§ What this task involves: Leave the pictures out and repeat the rest of the data below exactly.

§ Material for this exercise:

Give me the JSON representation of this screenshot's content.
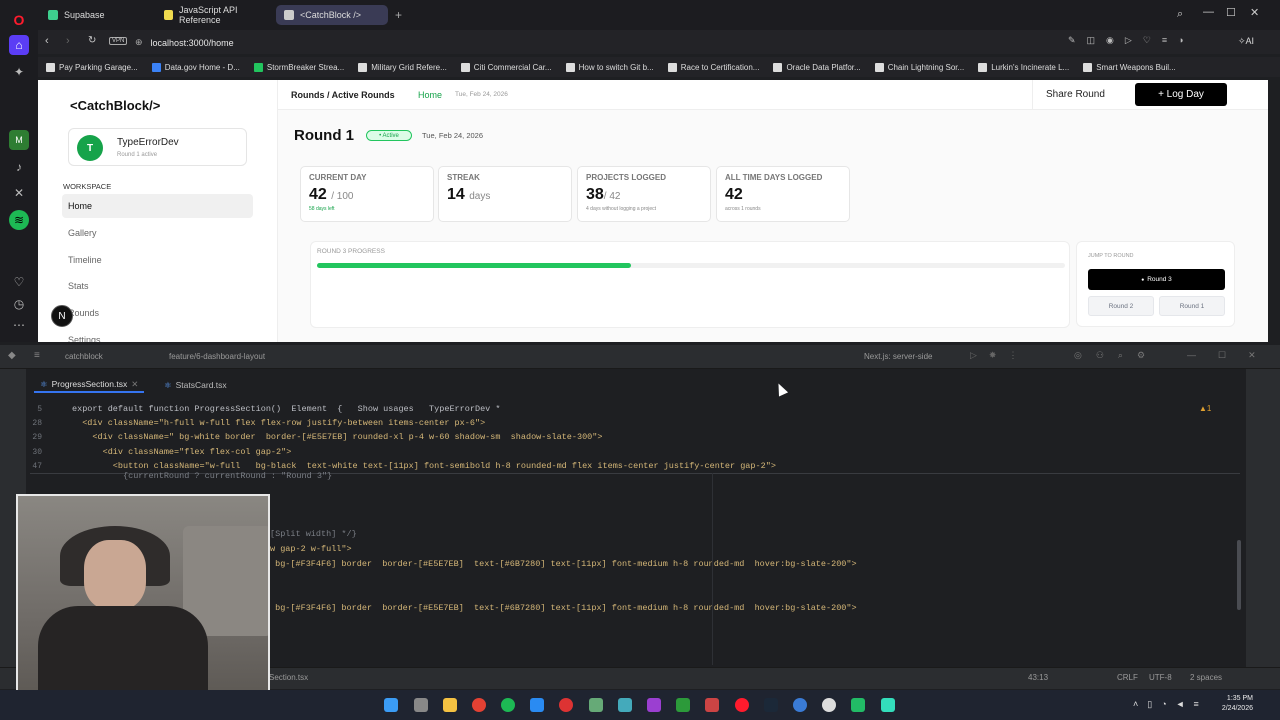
{
  "browser": {
    "tabs": [
      {
        "label": "Supabase"
      },
      {
        "label": "JavaScript API Reference"
      },
      {
        "label": "<CatchBlock />"
      }
    ],
    "url": "localhost:3000/home",
    "vpn_label": "VPN",
    "ai_label": "AI",
    "bookmarks": [
      "Pay Parking Garage...",
      "Data.gov Home - D...",
      "StormBreaker Strea...",
      "Military Grid Refere...",
      "Citi Commercial Car...",
      "How to switch Git b...",
      "Race to Certification...",
      "Oracle Data Platfor...",
      "Chain Lightning Sor...",
      "Lurkin's Incinerate L...",
      "Smart Weapons Buil..."
    ]
  },
  "app": {
    "logo": "<CatchBlock/>",
    "user": {
      "initial": "T",
      "name": "TypeErrorDev",
      "sub": "Round 1 active"
    },
    "workspace_label": "WORKSPACE",
    "nav": [
      "Home",
      "Gallery",
      "Timeline",
      "Stats",
      "Rounds",
      "Settings"
    ],
    "nav_badge": "N",
    "breadcrumb": "Rounds / Active Rounds",
    "breadcrumb_home": "Home",
    "breadcrumb_date": "Tue, Feb 24, 2026",
    "share_label": "Share Round",
    "logday_label": "+ Log Day",
    "round_title": "Round 1",
    "active_badge": "• Active",
    "round_date": "Tue, Feb 24, 2026",
    "stats": [
      {
        "label": "CURRENT DAY",
        "value": "42",
        "unit": "/ 100",
        "sub": "58 days left"
      },
      {
        "label": "STREAK",
        "value": "14",
        "unit": "days",
        "sub": ""
      },
      {
        "label": "PROJECTS LOGGED",
        "value": "38",
        "unit": "/ 42",
        "sub": "4 days without logging a project"
      },
      {
        "label": "ALL TIME DAYS LOGGED",
        "value": "42",
        "unit": "",
        "sub": "across 1 rounds"
      }
    ],
    "progress_label": "ROUND 3 PROGRESS",
    "progress_fraction": 0.42,
    "jump_label": "JUMP TO ROUND",
    "jump_active": "Round 3",
    "jump_options": [
      "Round 2",
      "Round 1"
    ]
  },
  "ide": {
    "project": "catchblock",
    "branch": "feature/6-dashboard-layout",
    "run_config": "Next.js: server-side",
    "tabs": [
      "ProgressSection.tsx",
      "StatsCard.tsx"
    ],
    "status": {
      "position": "43:13",
      "line_ending": "CRLF",
      "encoding": "UTF-8",
      "indent": "2 spaces",
      "file": "Section.tsx"
    },
    "warning_count": "1",
    "lines": [
      {
        "num": "5",
        "text": "export default function ProgressSection()  Element  {   Show usages   TypeErrorDev *"
      },
      {
        "num": "28",
        "text": "  <div className=\"h-full w-full flex flex-row justify-between items-center px-6\">"
      },
      {
        "num": "29",
        "text": "    <div className=\" bg-white border  border-[#E5E7EB] rounded-xl p-4 w-60 shadow-sm  shadow-slate-300\">"
      },
      {
        "num": "30",
        "text": "      <div className=\"flex flex-col gap-2\">"
      },
      {
        "num": "47",
        "text": "        <button className=\"w-full   bg-black  text-white text-[11px] font-semibold h-8 rounded-md flex items-center justify-center gap-2\">"
      }
    ],
    "lower_lines": [
      "          {currentRound ? currentRound : \"Round 3\"}",
      "[Split width] */}",
      "w gap-2 w-full\">",
      " bg-[#F3F4F6] border  border-[#E5E7EB]  text-[#6B7280] text-[11px] font-medium h-8 rounded-md  hover:bg-slate-200\">",
      " bg-[#F3F4F6] border  border-[#E5E7EB]  text-[#6B7280] text-[11px] font-medium h-8 rounded-md  hover:bg-slate-200\">"
    ]
  },
  "taskbar": {
    "time": "1:35 PM",
    "date": "2/24/2026"
  }
}
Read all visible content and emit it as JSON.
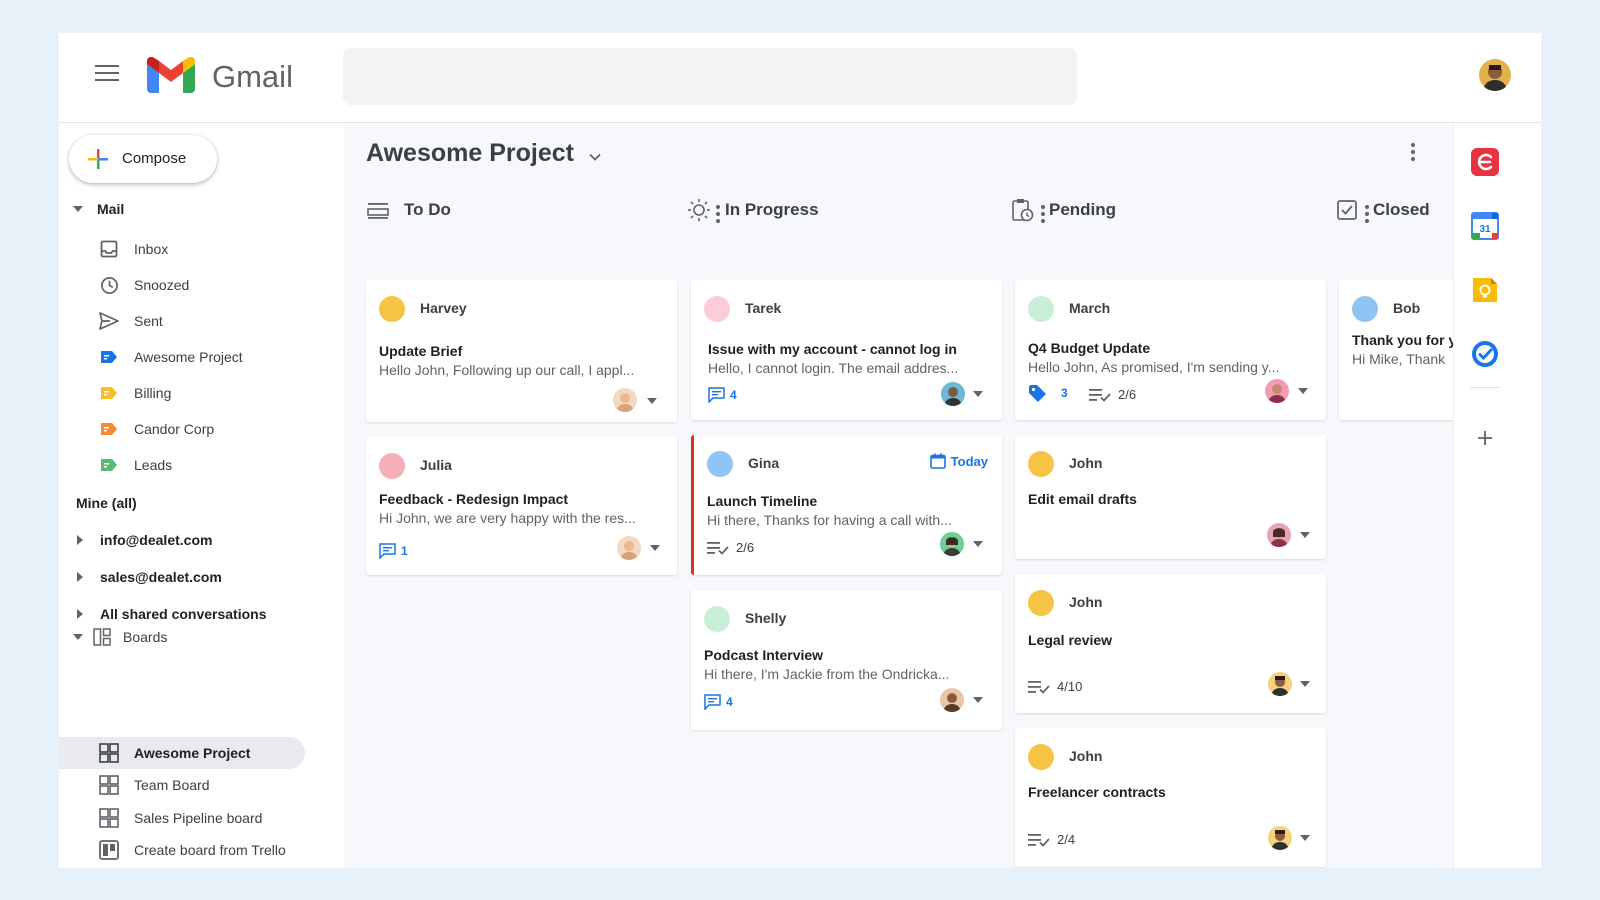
{
  "app": {
    "name": "Gmail"
  },
  "compose": {
    "label": "Compose"
  },
  "sidebar": {
    "mail_header": "Mail",
    "mail_items": [
      {
        "label": "Inbox",
        "icon": "inbox-icon"
      },
      {
        "label": "Snoozed",
        "icon": "clock-icon"
      },
      {
        "label": "Sent",
        "icon": "send-icon"
      },
      {
        "label": "Awesome Project",
        "icon": "label-icon",
        "color": "#1a73e8"
      },
      {
        "label": "Billing",
        "icon": "label-icon",
        "color": "#f6bf26"
      },
      {
        "label": "Candor Corp",
        "icon": "label-icon",
        "color": "#f28b32"
      },
      {
        "label": "Leads",
        "icon": "label-icon",
        "color": "#5bb974"
      }
    ],
    "mine_header": "Mine (all)",
    "accounts": [
      "info@dealet.com",
      "sales@dealet.com",
      "All shared conversations"
    ],
    "boards_header": "Boards",
    "boards": [
      {
        "label": "Awesome Project",
        "active": true
      },
      {
        "label": "Team Board",
        "active": false
      },
      {
        "label": "Sales Pipeline board",
        "active": false
      },
      {
        "label": "Create board from Trello",
        "active": false
      }
    ]
  },
  "board": {
    "title": "Awesome Project",
    "columns": [
      {
        "title": "To Do",
        "icon": "list-icon"
      },
      {
        "title": "In Progress",
        "icon": "sun-icon"
      },
      {
        "title": "Pending",
        "icon": "clipboard-clock-icon"
      },
      {
        "title": "Closed",
        "icon": "checkbox-icon"
      }
    ],
    "cards": {
      "todo": [
        {
          "name": "Harvey",
          "dot": "#f6c444",
          "subject": "Update Brief",
          "preview": "Hello John, Following up our call, I appl..."
        },
        {
          "name": "Julia",
          "dot": "#f6aeb8",
          "subject": "Feedback - Redesign Impact",
          "preview": "Hi John, we are very happy with the res...",
          "comments": "1"
        }
      ],
      "progress": [
        {
          "name": "Tarek",
          "dot": "#fbcdd6",
          "subject": "Issue with my account - cannot log in",
          "preview": "Hello, I cannot login. The email addres...",
          "comments": "4"
        },
        {
          "name": "Gina",
          "dot": "#8ec5f5",
          "subject": "Launch Timeline",
          "preview": "Hi there, Thanks for having a call with...",
          "tasks": "2/6",
          "due": "Today"
        },
        {
          "name": "Shelly",
          "dot": "#c9eed8",
          "subject": "Podcast Interview",
          "preview": "Hi there, I'm Jackie from the Ondricka...",
          "comments": "4"
        }
      ],
      "pending": [
        {
          "name": "March",
          "dot": "#c9eed8",
          "subject": "Q4 Budget Update",
          "preview": "Hello John, As promised, I'm sending y...",
          "tags": "3",
          "tasks": "2/6"
        },
        {
          "name": "John",
          "dot": "#f6c444",
          "subject": "Edit email drafts"
        },
        {
          "name": "John",
          "dot": "#f6c444",
          "subject": "Legal review",
          "tasks": "4/10"
        },
        {
          "name": "John",
          "dot": "#f6c444",
          "subject": "Freelancer contracts",
          "tasks": "2/4"
        }
      ],
      "closed": [
        {
          "name": "Bob",
          "dot": "#8ec5f5",
          "subject": "Thank you for y",
          "preview": "Hi Mike, Thank"
        }
      ]
    }
  },
  "rail": {
    "icons": [
      "dealet-icon",
      "calendar-icon",
      "keep-icon",
      "tasks-icon",
      "add-icon"
    ],
    "calendar_day": "31"
  }
}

§ Solution to the problem:
Give me the JSON representation of this screenshot's content.
{
  "browser": {
    "tabs": [
      {
        "label": "Supabase"
      },
      {
        "label": "JavaScript API Reference"
      },
      {
        "label": "<CatchBlock />"
      }
    ],
    "url": "localhost:3000/home",
    "vpn_label": "VPN",
    "ai_label": "AI",
    "bookmarks": [
      "Pay Parking Garage...",
      "Data.gov Home - D...",
      "StormBreaker Strea...",
      "Military Grid Refere...",
      "Citi Commercial Car...",
      "How to switch Git b...",
      "Race to Certification...",
      "Oracle Data Platfor...",
      "Chain Lightning Sor...",
      "Lurkin's Incinerate L...",
      "Smart Weapons Buil..."
    ]
  },
  "app": {
    "logo": "<CatchBlock/>",
    "user": {
      "initial": "T",
      "name": "TypeErrorDev",
      "sub": "Round 1 active"
    },
    "workspace_label": "WORKSPACE",
    "nav": [
      "Home",
      "Gallery",
      "Timeline",
      "Stats",
      "Rounds",
      "Settings"
    ],
    "nav_badge": "N",
    "breadcrumb": "Rounds / Active Rounds",
    "breadcrumb_home": "Home",
    "breadcrumb_date": "Tue, Feb 24, 2026",
    "share_label": "Share Round",
    "logday_label": "+ Log Day",
    "round_title": "Round 1",
    "active_badge": "• Active",
    "round_date": "Tue, Feb 24, 2026",
    "stats": [
      {
        "label": "CURRENT DAY",
        "value": "42",
        "unit": "/ 100",
        "sub": "58 days left"
      },
      {
        "label": "STREAK",
        "value": "14",
        "unit": "days",
        "sub": ""
      },
      {
        "label": "PROJECTS LOGGED",
        "value": "38",
        "unit": "/ 42",
        "sub": "4 days without logging a project"
      },
      {
        "label": "ALL TIME DAYS LOGGED",
        "value": "42",
        "unit": "",
        "sub": "across 1 rounds"
      }
    ],
    "progress_label": "ROUND 3 PROGRESS",
    "progress_fraction": 0.42,
    "jump_label": "JUMP TO ROUND",
    "jump_active": "Round 3",
    "jump_options": [
      "Round 2",
      "Round 1"
    ]
  },
  "ide": {
    "project": "catchblock",
    "branch": "feature/6-dashboard-layout",
    "run_config": "Next.js: server-side",
    "tabs": [
      "ProgressSection.tsx",
      "StatsCard.tsx"
    ],
    "status": {
      "position": "43:13",
      "line_ending": "CRLF",
      "encoding": "UTF-8",
      "indent": "2 spaces",
      "file": "Section.tsx"
    },
    "warning_count": "1",
    "lines": [
      {
        "num": "5",
        "text": "export default function ProgressSection()  Element  {   Show usages   TypeErrorDev *"
      },
      {
        "num": "28",
        "text": "  <div className=\"h-full w-full flex flex-row justify-between items-center px-6\">"
      },
      {
        "num": "29",
        "text": "    <div className=\" bg-white border  border-[#E5E7EB] rounded-xl p-4 w-60 shadow-sm  shadow-slate-300\">"
      },
      {
        "num": "30",
        "text": "      <div className=\"flex flex-col gap-2\">"
      },
      {
        "num": "47",
        "text": "        <button className=\"w-full   bg-black  text-white text-[11px] font-semibold h-8 rounded-md flex items-center justify-center gap-2\">"
      }
    ],
    "lower_lines": [
      "          {currentRound ? currentRound : \"Round 3\"}",
      "[Split width] */}",
      "w gap-2 w-full\">",
      " bg-[#F3F4F6] border  border-[#E5E7EB]  text-[#6B7280] text-[11px] font-medium h-8 rounded-md  hover:bg-slate-200\">",
      " bg-[#F3F4F6] border  border-[#E5E7EB]  text-[#6B7280] text-[11px] font-medium h-8 rounded-md  hover:bg-slate-200\">"
    ]
  },
  "taskbar": {
    "time": "1:35 PM",
    "date": "2/24/2026"
  }
}
Read all visible content and emit it as JSON.
{
  "app": {
    "name": "Gmail"
  },
  "compose": {
    "label": "Compose"
  },
  "sidebar": {
    "mail_header": "Mail",
    "mail_items": [
      {
        "label": "Inbox",
        "icon": "inbox-icon"
      },
      {
        "label": "Snoozed",
        "icon": "clock-icon"
      },
      {
        "label": "Sent",
        "icon": "send-icon"
      },
      {
        "label": "Awesome Project",
        "icon": "label-icon",
        "color": "#1a73e8"
      },
      {
        "label": "Billing",
        "icon": "label-icon",
        "color": "#f6bf26"
      },
      {
        "label": "Candor Corp",
        "icon": "label-icon",
        "color": "#f28b32"
      },
      {
        "label": "Leads",
        "icon": "label-icon",
        "color": "#5bb974"
      }
    ],
    "mine_header": "Mine (all)",
    "accounts": [
      "info@dealet.com",
      "sales@dealet.com",
      "All shared conversations"
    ],
    "boards_header": "Boards",
    "boards": [
      {
        "label": "Awesome Project",
        "active": true
      },
      {
        "label": "Team Board",
        "active": false
      },
      {
        "label": "Sales Pipeline board",
        "active": false
      },
      {
        "label": "Create board from Trello",
        "active": false
      }
    ]
  },
  "board": {
    "title": "Awesome Project",
    "columns": [
      {
        "title": "To Do",
        "icon": "list-icon"
      },
      {
        "title": "In Progress",
        "icon": "sun-icon"
      },
      {
        "title": "Pending",
        "icon": "clipboard-clock-icon"
      },
      {
        "title": "Closed",
        "icon": "checkbox-icon"
      }
    ],
    "cards": {
      "todo": [
        {
          "name": "Harvey",
          "dot": "#f6c444",
          "subject": "Update Brief",
          "preview": "Hello John, Following up our call, I appl..."
        },
        {
          "name": "Julia",
          "dot": "#f6aeb8",
          "subject": "Feedback - Redesign Impact",
          "preview": "Hi John, we are very happy with the res...",
          "comments": "1"
        }
      ],
      "progress": [
        {
          "name": "Tarek",
          "dot": "#fbcdd6",
          "subject": "Issue with my account - cannot log in",
          "preview": "Hello, I cannot login. The email addres...",
          "comments": "4"
        },
        {
          "name": "Gina",
          "dot": "#8ec5f5",
          "subject": "Launch Timeline",
          "preview": "Hi there, Thanks for having a call with...",
          "tasks": "2/6",
          "due": "Today"
        },
        {
          "name": "Shelly",
          "dot": "#c9eed8",
          "subject": "Podcast Interview",
          "preview": "Hi there, I'm Jackie from the Ondricka...",
          "comments": "4"
        }
      ],
      "pending": [
        {
          "name": "March",
          "dot": "#c9eed8",
          "subject": "Q4 Budget Update",
          "preview": "Hello John, As promised, I'm sending y...",
          "tags": "3",
          "tasks": "2/6"
        },
        {
          "name": "John",
          "dot": "#f6c444",
          "subject": "Edit email drafts"
        },
        {
          "name": "John",
          "dot": "#f6c444",
          "subject": "Legal review",
          "tasks": "4/10"
        },
        {
          "name": "John",
          "dot": "#f6c444",
          "subject": "Freelancer contracts",
          "tasks": "2/4"
        }
      ],
      "closed": [
        {
          "name": "Bob",
          "dot": "#8ec5f5",
          "subject": "Thank you for y",
          "preview": "Hi Mike, Thank"
        }
      ]
    }
  },
  "rail": {
    "icons": [
      "dealet-icon",
      "calendar-icon",
      "keep-icon",
      "tasks-icon",
      "add-icon"
    ],
    "calendar_day": "31"
  }
}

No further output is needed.